While Berkeley High jazz musicians like Jekabson and Oba tend to fly far from the nest, there’s something about the town that makes it relatively easy to come home again. Thank goodness.
Recommended gig: Jeff Denson tonight at the Hillside Club
Bassist Jeff Denson arrived in the Bay Area a year ago but he’s been mostly undercover since then, touring or teaching at the Jazzschool, the gig that coaxed him from Brooklyn to Berkeley. A dauntingly accomplished player who has spent the past six years anchoring the quartet led by alto saxophone legend Lee Konitz, Denson makes his Northern California debut with his own stellar quartet Friday at the Hillside Club.

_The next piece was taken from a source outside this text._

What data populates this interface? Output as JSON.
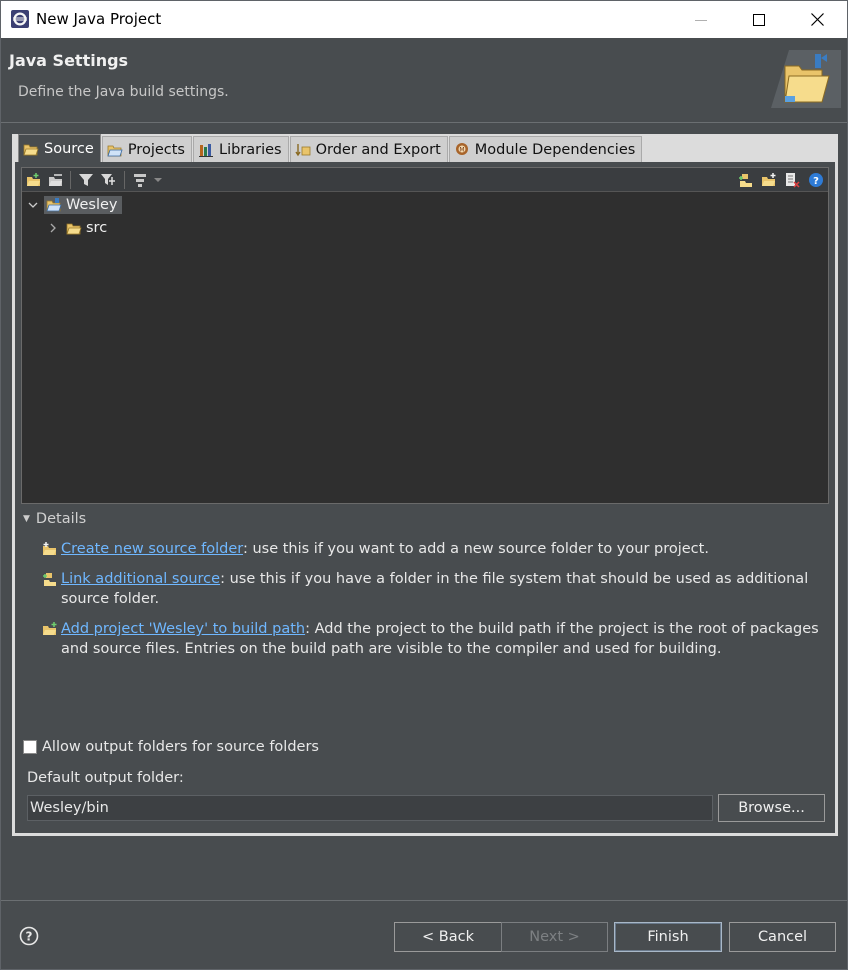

Featured on his recent album “Secret World” (Between the Lines), the group bristles with East Coast talent, including powerhouse drummer Gerald Cleaver, German pianist Florian Weber (who also plays with Denson in the internationally acclaimed trio Minsarah), and trumpeter Ralph Alessi, the San Francisco-raised son of the late, beloved trumpet teacher and virtuoso Joe Alessi and Metropolitan Opera soprano Maria Leone.
Introduced by a mutual friend, Denson and Alessi connected while the bassist was working toward his Ph.D at UC San Diego. “Right away he played what I wanted to hear,” Denson says. “He could interpret my melodies. My music is pretty specific, with a lot of counterpoint and composed sections. With his classical experience he can interpret an intricate score and he’s also a master improviser.”
Andrew Gilbert, whose Berkeleyside music column appears every Thursday, also covers music and dance for the San Jose Mercury News, Contra Costa Times, Los Angeles Times, Boston Globe and KQED’s California Report. He lives in west Berkeley.